▶ _TASK DIRECTIONS_
Among the lines below, copy each one in which "this" appears.

▶ _DATASET_
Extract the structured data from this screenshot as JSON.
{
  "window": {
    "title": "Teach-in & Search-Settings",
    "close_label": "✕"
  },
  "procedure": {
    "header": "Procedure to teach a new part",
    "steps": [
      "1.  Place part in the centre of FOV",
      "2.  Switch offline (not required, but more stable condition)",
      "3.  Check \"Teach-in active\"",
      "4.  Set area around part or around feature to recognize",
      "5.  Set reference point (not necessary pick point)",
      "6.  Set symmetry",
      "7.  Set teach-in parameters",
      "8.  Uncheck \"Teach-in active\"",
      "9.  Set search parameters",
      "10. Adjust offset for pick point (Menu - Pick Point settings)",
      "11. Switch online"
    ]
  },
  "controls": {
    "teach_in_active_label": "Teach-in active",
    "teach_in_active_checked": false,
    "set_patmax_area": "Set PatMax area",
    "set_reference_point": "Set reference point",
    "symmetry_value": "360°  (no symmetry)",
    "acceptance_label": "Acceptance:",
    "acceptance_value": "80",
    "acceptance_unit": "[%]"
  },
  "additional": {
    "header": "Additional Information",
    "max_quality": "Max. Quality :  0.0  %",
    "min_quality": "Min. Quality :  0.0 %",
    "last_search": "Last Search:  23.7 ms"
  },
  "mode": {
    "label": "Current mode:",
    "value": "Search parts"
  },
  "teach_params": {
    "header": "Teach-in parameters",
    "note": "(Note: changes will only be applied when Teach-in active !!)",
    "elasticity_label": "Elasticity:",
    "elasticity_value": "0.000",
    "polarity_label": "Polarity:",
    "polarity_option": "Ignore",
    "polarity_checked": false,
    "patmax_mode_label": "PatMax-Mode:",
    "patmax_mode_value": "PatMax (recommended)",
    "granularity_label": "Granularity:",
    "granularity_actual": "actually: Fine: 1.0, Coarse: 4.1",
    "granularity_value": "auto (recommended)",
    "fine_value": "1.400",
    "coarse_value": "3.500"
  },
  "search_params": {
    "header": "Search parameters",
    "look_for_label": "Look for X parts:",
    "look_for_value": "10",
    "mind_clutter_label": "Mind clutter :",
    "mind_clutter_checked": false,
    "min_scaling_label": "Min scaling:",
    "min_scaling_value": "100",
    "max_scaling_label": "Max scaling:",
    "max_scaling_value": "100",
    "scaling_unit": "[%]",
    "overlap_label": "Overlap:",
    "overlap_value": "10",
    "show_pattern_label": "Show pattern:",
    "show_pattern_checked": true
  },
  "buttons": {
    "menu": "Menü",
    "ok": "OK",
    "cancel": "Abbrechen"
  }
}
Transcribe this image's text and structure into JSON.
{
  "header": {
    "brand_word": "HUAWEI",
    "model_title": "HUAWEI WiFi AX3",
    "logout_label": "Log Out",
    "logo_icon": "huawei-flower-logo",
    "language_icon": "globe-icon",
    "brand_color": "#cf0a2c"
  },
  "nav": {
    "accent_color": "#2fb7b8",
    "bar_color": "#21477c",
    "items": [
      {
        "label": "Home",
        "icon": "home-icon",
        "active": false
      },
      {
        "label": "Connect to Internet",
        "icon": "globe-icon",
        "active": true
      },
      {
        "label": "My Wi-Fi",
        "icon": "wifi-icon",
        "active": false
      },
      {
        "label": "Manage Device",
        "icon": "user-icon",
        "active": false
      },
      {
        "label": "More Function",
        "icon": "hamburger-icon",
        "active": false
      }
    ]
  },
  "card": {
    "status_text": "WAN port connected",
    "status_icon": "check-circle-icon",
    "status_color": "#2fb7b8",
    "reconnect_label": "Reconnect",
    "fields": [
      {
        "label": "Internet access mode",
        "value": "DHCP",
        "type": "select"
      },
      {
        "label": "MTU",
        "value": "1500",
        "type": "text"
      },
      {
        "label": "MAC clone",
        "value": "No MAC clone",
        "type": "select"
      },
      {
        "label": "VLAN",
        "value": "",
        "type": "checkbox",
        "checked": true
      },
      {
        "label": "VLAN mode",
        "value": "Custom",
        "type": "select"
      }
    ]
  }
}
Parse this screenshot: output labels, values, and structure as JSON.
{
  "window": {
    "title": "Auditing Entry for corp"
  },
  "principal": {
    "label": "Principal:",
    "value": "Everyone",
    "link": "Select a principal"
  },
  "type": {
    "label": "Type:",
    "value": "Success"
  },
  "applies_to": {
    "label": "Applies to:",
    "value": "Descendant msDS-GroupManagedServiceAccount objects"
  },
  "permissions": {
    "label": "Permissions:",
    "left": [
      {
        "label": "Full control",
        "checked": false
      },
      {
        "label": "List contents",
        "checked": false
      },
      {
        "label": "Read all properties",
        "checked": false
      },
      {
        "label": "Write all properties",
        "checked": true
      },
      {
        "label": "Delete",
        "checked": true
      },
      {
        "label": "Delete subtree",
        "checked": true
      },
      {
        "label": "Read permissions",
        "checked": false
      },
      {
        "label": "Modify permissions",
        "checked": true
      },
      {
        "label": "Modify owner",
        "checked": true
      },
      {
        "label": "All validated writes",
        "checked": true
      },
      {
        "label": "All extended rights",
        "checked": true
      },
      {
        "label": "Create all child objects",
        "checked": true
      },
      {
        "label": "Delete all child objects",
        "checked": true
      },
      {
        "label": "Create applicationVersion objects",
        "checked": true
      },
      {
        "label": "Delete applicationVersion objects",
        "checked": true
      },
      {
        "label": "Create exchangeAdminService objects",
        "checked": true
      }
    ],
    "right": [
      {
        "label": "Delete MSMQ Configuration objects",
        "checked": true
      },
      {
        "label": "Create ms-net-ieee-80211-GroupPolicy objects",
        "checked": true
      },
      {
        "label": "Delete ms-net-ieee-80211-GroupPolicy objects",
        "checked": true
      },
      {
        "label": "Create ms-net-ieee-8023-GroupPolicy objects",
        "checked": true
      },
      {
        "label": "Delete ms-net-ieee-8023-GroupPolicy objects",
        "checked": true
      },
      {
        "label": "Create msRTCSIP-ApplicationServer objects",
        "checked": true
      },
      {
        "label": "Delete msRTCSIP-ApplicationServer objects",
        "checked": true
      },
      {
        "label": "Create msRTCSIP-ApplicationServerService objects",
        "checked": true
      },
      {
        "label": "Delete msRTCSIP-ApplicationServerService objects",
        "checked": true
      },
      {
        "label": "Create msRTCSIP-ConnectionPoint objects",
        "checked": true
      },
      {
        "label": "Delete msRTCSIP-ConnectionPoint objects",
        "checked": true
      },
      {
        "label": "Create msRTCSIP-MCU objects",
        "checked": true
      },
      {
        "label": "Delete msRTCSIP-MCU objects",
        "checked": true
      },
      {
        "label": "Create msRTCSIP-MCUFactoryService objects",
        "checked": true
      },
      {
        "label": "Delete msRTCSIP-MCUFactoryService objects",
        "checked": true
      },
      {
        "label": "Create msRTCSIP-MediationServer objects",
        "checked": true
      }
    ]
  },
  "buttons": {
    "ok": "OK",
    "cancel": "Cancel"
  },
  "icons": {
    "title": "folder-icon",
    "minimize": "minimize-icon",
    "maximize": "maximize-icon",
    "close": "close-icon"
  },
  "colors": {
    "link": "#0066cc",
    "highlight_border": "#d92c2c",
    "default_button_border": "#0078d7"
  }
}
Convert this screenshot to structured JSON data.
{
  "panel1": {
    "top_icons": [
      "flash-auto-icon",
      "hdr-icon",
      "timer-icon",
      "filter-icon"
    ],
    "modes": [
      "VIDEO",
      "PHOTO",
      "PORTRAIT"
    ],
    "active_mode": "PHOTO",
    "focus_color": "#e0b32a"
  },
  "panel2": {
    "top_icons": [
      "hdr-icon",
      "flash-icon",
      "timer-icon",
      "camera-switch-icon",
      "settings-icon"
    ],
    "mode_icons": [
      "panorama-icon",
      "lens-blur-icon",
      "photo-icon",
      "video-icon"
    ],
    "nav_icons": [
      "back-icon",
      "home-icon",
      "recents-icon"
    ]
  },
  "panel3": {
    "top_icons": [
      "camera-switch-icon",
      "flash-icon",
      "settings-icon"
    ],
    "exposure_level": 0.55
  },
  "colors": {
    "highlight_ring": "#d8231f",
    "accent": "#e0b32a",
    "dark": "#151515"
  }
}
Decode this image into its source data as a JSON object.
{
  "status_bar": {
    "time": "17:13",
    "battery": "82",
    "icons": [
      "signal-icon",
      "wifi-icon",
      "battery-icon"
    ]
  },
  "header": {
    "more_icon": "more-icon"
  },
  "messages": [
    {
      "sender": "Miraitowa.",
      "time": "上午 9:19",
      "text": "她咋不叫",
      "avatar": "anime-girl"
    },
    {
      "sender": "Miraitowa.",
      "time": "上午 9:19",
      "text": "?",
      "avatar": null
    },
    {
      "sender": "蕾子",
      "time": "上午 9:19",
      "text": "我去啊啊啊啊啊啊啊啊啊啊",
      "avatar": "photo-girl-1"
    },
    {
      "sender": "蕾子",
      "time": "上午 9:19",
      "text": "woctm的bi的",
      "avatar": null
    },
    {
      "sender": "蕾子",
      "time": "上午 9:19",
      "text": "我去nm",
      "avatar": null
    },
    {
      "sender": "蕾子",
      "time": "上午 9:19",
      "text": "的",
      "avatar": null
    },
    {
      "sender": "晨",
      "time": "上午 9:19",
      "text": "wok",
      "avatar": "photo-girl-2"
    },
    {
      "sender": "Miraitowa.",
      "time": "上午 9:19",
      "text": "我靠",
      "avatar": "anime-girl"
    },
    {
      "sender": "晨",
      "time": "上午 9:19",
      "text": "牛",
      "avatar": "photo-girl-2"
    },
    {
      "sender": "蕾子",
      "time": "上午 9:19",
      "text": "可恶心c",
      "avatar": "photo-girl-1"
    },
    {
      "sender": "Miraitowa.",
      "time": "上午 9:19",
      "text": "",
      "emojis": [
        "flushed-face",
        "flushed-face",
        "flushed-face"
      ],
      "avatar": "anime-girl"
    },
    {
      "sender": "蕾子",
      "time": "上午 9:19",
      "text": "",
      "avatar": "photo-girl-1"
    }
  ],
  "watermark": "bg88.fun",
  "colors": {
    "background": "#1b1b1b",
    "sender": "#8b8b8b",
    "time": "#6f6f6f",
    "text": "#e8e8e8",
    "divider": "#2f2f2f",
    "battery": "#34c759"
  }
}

▶ _ANSWER SPACE_
Extract the structured data from this screenshot as JSON.
Transcribe this image's text and structure into JSON.
Parse this screenshot: output labels, values, and structure as JSON.
Convert this screenshot to structured JSON data.
Decode this image into its source data as a JSON object.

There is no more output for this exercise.